EXERCISE DESCRIPTION: What number of lines in the entries hold the string "this"? Answer with it alone.

[Records from a data collection]
——————

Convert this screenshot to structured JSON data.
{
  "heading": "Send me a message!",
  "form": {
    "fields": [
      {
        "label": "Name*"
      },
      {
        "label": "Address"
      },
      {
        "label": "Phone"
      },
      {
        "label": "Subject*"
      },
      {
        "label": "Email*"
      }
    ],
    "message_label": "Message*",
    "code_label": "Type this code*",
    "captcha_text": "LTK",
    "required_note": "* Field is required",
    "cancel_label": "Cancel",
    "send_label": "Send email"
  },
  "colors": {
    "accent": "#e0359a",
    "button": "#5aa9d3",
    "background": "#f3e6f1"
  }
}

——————

SOLVED EXERCISE: 2